PORTLAND — The Oregon Fish and Wildlife Commission voted late last week to ban the use of gillnets to catch fish on the main stem of the Columbia River, relegating the primary commercial-fishing tool to side channels and tributaries.
Washington's fish commission was scheduled to decide soon on similar rules, eliminating the centuries-old practice from both sides of the river.
The gillnet ban was pushed by Oregon Gov. John Kitzhaber, who hopes to mediate a longstanding conflict between commercial and recreational fishers while transitioning to new methods of commercial fishing. Recreational fishers say gillnets are harmful to the recovery of endangered salmon.
Read the full story at Ashland Daily Tidings>>
National Fisherman Live: 3/10/15
In this episode, Online Editor Leslie Taylor talks with Mike McLouglin, vice president of Dunlop Industrial and Protective Footwear.
National Fisherman Live: 2/24/15
In this episode:
March date set for disaster aid dispersal
Oregon LNG project could disrupt fishing
NOAA tweaks gear marking requirement
N.C. launches first commercial/recreational dock
Spiny lobster traps limits not well received
SeaShare, a non-profit organization that facilitates donations of seafood to feed the hungry, announced on Wednesday, July 29 that it had partnered up with Alaska seafood companies, freight companies and the Coast Guard, to coordinate the donation and delivery of 21,000 pounds of halibut to remote villages in western Alaska.
On Wednesday, the Coast Guard loaded 21,000 pounds of donated halibut on its C130 airplane in Kodiak and made the 634-mile flight to Nome.Read more...
The New England Fishery Management Council is soliciting applications for seats on the Northeast Trawl Survey Advisory Panel and the deadline to apply is July 31 at 5:00 p.m.
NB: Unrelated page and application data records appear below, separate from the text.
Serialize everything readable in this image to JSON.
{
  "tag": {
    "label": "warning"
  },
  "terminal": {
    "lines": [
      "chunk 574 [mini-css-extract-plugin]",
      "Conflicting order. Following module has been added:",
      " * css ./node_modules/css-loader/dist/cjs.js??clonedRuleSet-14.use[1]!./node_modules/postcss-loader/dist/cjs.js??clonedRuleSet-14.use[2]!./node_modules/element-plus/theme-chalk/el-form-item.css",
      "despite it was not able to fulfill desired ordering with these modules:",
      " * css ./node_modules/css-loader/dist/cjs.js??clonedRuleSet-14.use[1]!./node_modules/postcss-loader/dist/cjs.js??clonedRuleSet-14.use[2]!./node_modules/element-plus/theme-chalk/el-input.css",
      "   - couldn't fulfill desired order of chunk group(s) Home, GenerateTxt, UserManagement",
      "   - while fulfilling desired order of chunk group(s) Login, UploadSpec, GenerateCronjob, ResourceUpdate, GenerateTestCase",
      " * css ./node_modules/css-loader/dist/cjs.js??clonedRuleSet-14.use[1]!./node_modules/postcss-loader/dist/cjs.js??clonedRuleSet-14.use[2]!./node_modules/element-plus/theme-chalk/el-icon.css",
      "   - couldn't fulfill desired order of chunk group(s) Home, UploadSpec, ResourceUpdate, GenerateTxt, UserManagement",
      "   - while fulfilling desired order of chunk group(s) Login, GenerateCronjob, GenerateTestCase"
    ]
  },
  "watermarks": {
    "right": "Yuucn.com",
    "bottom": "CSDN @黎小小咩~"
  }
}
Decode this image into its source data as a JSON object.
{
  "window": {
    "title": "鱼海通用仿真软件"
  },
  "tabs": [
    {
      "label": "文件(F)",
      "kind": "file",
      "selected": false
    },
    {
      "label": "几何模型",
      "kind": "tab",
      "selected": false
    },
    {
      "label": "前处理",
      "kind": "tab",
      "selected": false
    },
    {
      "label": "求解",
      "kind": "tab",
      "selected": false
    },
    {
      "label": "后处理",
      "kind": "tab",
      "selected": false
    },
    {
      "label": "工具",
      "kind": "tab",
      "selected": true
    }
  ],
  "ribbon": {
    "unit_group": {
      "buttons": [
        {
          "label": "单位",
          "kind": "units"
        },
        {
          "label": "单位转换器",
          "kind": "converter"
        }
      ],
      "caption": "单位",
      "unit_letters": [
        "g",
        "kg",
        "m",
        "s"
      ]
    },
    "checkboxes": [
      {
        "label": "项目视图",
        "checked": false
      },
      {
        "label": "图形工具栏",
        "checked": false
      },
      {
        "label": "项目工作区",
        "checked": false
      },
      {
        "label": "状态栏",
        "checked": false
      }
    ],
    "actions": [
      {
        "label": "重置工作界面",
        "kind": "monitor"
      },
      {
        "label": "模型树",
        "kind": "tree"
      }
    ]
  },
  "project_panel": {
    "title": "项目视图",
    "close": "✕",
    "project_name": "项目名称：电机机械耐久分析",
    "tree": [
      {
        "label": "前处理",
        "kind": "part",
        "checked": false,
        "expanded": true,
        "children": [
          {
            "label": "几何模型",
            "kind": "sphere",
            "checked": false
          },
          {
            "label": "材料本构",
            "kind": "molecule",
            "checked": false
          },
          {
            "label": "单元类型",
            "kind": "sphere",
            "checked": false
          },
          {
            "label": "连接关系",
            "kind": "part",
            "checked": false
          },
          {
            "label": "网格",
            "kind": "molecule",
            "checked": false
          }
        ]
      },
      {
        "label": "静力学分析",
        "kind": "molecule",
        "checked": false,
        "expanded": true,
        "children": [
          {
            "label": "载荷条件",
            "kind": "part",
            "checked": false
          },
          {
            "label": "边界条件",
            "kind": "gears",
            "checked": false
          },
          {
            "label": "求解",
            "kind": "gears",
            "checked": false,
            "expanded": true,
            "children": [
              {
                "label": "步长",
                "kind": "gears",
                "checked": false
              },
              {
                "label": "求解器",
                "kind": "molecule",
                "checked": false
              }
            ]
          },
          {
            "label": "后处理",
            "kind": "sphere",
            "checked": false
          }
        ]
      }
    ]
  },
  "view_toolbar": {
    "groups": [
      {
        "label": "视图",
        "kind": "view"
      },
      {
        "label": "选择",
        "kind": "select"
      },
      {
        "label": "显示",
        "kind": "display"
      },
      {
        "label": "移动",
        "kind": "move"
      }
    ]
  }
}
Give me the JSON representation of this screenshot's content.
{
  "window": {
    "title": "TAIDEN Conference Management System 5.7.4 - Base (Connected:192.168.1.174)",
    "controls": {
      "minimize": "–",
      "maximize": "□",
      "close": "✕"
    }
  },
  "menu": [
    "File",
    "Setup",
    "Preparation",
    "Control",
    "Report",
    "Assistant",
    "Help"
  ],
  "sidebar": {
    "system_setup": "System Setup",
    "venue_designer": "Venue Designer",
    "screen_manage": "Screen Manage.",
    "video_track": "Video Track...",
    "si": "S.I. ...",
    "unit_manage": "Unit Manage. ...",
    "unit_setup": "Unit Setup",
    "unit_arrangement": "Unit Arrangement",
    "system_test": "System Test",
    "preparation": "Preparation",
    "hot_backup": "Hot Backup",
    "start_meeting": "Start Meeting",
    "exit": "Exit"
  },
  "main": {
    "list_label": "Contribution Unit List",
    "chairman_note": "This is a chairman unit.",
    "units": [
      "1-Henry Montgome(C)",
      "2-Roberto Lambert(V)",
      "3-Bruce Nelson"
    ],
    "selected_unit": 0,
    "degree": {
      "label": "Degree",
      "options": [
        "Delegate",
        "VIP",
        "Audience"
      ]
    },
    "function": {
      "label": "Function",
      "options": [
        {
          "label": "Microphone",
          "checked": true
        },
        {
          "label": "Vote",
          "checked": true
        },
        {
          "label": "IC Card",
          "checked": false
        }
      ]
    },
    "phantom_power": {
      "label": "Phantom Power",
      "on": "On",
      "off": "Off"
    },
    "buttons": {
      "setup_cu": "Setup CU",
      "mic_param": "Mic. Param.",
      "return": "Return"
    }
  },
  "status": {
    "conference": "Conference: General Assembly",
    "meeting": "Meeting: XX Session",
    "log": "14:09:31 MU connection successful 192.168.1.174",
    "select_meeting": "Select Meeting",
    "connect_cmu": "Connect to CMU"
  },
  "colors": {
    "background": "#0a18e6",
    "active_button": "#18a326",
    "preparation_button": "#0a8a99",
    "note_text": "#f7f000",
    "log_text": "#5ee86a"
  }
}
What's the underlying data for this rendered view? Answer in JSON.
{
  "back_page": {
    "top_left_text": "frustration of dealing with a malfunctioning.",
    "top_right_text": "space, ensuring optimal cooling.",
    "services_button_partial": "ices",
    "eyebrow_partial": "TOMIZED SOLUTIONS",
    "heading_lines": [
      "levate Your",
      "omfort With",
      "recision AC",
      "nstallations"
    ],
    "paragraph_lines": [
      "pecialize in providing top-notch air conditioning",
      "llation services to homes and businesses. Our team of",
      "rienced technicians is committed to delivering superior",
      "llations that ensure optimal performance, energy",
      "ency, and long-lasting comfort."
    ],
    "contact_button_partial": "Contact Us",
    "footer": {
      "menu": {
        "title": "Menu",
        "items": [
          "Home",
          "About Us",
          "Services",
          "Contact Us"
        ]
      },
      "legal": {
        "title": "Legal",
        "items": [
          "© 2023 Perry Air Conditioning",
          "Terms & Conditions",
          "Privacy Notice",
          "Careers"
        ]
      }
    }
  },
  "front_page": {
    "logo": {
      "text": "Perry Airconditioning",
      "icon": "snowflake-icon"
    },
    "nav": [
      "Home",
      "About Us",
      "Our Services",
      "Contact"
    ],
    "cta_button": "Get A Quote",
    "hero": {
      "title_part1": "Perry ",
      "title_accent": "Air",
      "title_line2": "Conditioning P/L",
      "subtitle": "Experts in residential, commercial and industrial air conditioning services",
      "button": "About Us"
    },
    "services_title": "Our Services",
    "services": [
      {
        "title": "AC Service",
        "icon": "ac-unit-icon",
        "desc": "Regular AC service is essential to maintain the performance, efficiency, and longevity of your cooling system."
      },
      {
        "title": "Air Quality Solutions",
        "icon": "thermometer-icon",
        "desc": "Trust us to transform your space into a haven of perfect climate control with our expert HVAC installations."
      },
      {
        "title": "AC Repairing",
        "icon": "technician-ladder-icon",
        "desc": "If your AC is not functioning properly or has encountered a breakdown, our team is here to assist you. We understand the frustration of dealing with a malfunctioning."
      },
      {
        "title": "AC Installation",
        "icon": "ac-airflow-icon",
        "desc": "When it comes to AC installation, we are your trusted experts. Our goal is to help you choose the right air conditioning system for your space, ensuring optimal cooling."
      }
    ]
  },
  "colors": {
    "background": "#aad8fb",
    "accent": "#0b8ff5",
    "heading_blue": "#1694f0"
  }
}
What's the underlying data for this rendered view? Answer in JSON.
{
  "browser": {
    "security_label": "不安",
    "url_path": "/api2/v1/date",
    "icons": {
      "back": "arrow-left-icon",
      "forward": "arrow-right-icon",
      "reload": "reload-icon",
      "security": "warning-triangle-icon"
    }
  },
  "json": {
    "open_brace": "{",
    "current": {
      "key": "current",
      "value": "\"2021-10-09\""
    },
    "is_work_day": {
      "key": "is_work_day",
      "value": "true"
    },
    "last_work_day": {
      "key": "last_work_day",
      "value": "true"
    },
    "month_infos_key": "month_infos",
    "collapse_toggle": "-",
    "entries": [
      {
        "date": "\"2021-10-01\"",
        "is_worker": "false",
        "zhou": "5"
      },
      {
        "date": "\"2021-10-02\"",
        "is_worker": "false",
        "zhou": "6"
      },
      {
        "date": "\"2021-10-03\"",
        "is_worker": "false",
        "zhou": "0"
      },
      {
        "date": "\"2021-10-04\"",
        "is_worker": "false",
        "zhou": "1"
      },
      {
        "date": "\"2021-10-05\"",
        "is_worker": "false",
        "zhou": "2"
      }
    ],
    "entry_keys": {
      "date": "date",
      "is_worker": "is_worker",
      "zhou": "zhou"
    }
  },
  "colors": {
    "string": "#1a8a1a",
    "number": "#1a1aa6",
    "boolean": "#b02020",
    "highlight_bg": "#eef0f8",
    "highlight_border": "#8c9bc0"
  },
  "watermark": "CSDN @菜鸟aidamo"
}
The panel will consist of 16 members including members of the councils and the Atlantic States Fishery Commission, industry experts, non-federal scientists and Northeast Fisheries Science Center scientists. Panel members are expected to serve for three years.Read more...